You can do this, but you are probably reducing the quality of your data considerably.
In most cases* where you use a Likert scale, you have to factor in a strong ceiling effect**. Imagine asking something like "Our application is easy to use", and your customers can choose options from "Strongly agree" to "Strongly disagree". If you look at a histogram of the answers, you will see that you have much more answers in the "Agree" part than in the "Disagree" one.
There are statistical ways to discover this and deal with it, but you shouldn't need them if you are not going to publish your results in peer-reviewed journals. But here is the practical way to look at things.
- The ratio of "Agree" to "Disagree" answers is not interesting, because you will almost always have more agrees than disagrees, even if your software is mediocre. It has to be truly evil to get the ratio reversed.
- What is interesting is the histogram shape. With a Likert scale, you will get a somewhat skewed Gauss curve, shifted to the right (assuming positive answers are on the right) and cut off on the right. For the best applications, the curve is shifted so far to the right that you cannot see the "hump" of the bell curve and you only see the first slope of it, so you are looking at a upwards sloped line instead of a bell. If you can get your users' metrics to show this shape, you have made it big. Else, you will see the hump somewhere in the right half of the scale. Interesting metrics are how far to the right it is, what percentage of people have given answers falling below the modal answer, and, if you want to go deep into it, steepness/skewness measures. These metrics already give some information by themselves, but they really shine for comparisons (e.g. satisfaction between features of your software, to see what your users really hate. Or comparing your own software to the competition and seeing where yours has to catch up).
The more fine-grained your data, the better you can use these metrics. Two- to four-valued distributions are practically useless for them. But if you go too high, humans are not able to differentiate the own attitudes with enough precision. So questionnaires normally use five- to nine-valued scales (with a strong ideological battle between the "even-" and "odd-number-valued scale" camps). You already have this kind of data, so use it. Clumping it together to just "Agree" and "Disagree" values makes it impossible to draw the histograms and calculate the metrics which give you real information.
Another word of caution for the metrics above: Never calculate means for your data gathered with a Likert scale. Likert scale data is ordinal; treat it this way. Methods like an arithmetic mean are created for cardinal data, and while you will get a numerical result with them, it will have no real meaning, and any reasoning applied on it will be misleading.
[*] You are not saying what you are measuring. I have experience with measuring satisfaction, and related concepts like usability, etc. - generally answers determined by users' attitudes to a product, and I will assume that on this site, you are measuring something similar (besides, this is the canonical use of Likert scales, they were developed for attitudes). I don't know how much the answer applies to some completely different use of the Likert scales.

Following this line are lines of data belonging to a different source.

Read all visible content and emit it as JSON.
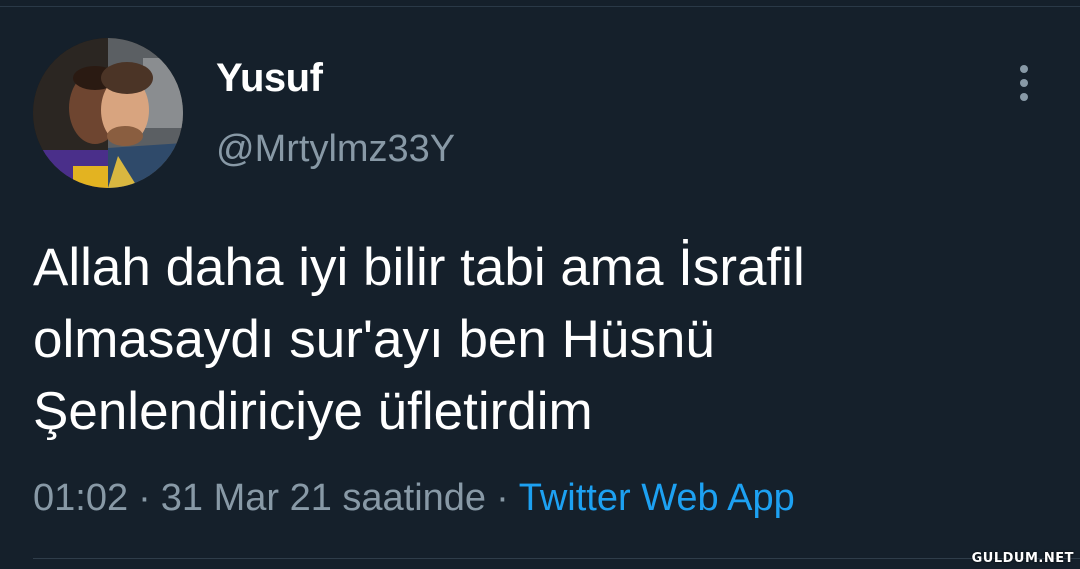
{
  "tweet": {
    "author": {
      "display_name": "Yusuf",
      "handle": "@Mrtylmz33Y",
      "avatar_icon": "avatar-photo"
    },
    "text": "Allah daha iyi bilir tabi ama İsrafil\nolmasaydı sur'ayı ben Hüsnü\nŞenlendiriciye üfletirdim",
    "time": "01:02",
    "separator": "·",
    "date": "31 Mar 21 saatinde",
    "source": "Twitter Web App",
    "more_icon": "more-vertical-icon"
  },
  "watermark": "GULDUM.NET",
  "colors": {
    "background": "#15202b",
    "text_primary": "#ffffff",
    "text_secondary": "#8899a6",
    "accent": "#1da1f2"
  }
}
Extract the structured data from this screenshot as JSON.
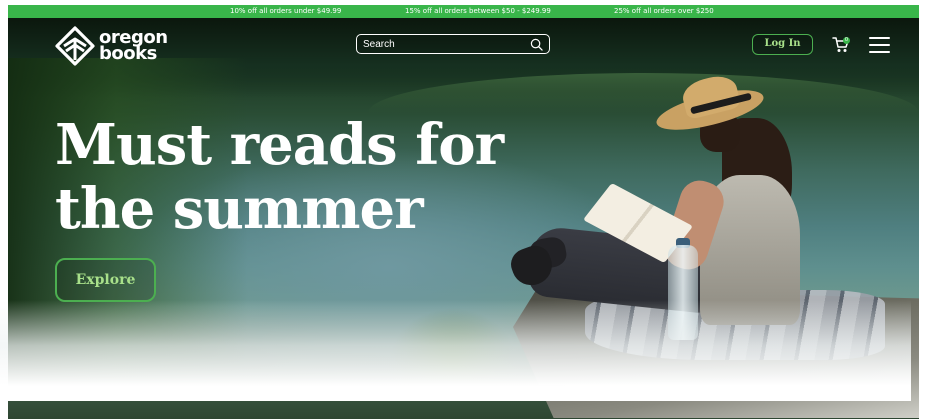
{
  "promo_bar": {
    "items": [
      "10% off all orders under $49.99",
      "15% off all orders between $50 - $249.99",
      "25% off all orders over $250"
    ]
  },
  "header": {
    "logo": {
      "line1": "oregon",
      "line2": "books",
      "icon": "book-diamond-icon"
    },
    "search": {
      "placeholder": "Search",
      "value": "",
      "icon": "search-icon"
    },
    "login_label": "Log In",
    "cart": {
      "icon": "cart-icon",
      "count": "0"
    },
    "menu_icon": "hamburger-menu-icon"
  },
  "hero": {
    "headline_line1": "Must reads for",
    "headline_line2": "the summer",
    "cta_label": "Explore"
  },
  "colors": {
    "brand_green": "#39b54a",
    "button_border": "#4caf50",
    "button_text": "#a8e08a"
  }
}
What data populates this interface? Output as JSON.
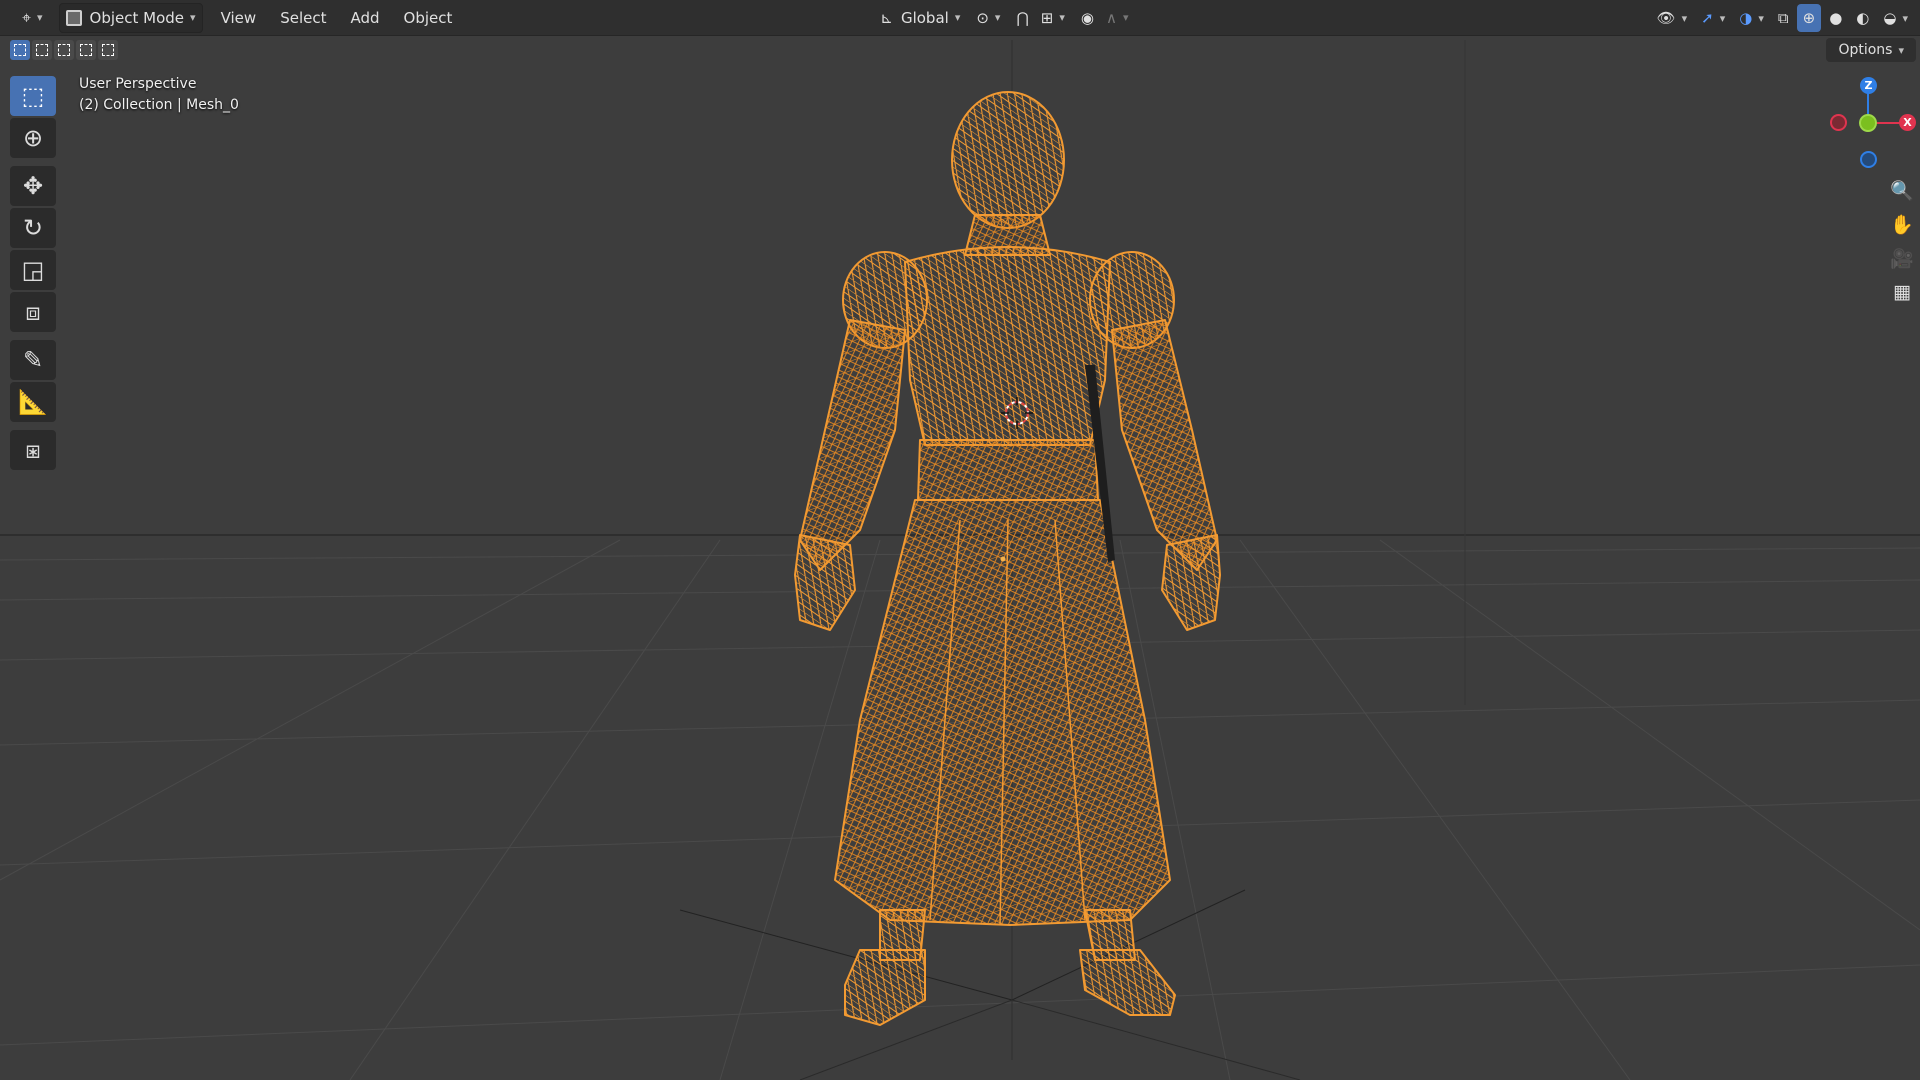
{
  "header": {
    "editor_type_icon": "viewport-editor-icon",
    "mode_label": "Object Mode",
    "menus": [
      "View",
      "Select",
      "Add",
      "Object"
    ],
    "transform_orientation": "Global",
    "right_icons": [
      "visibility-icon",
      "gizmo-icon",
      "overlays-icon",
      "xray-icon",
      "wireframe-shading-icon",
      "solid-shading-icon",
      "material-shading-icon",
      "rendered-shading-icon"
    ]
  },
  "options_label": "Options",
  "viewport": {
    "view_name": "User Perspective",
    "collection_info": "(2) Collection | Mesh_0"
  },
  "toolbar": {
    "tools": [
      "select-box-icon",
      "cursor-icon",
      "move-icon",
      "rotate-icon",
      "scale-icon",
      "transform-icon",
      "annotate-icon",
      "measure-icon",
      "add-cube-icon"
    ],
    "active_index": 0
  },
  "gizmo": {
    "z": "Z",
    "x": "X",
    "y": "Y"
  },
  "colors": {
    "wireframe_selected": "#f2962a",
    "background": "#3d3d3d",
    "active_tool": "#4772b3",
    "axis_x": "#e0344f",
    "axis_y": "#7bbf1f",
    "axis_z": "#2f7fe6"
  }
}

[**] For the especially interested: Peterson, Robert A., and William R. Wilson. "Measuring customer satisfaction: fact and artifact." Journal of the Academy of Marketing Science 20.1 (1992): 61-71.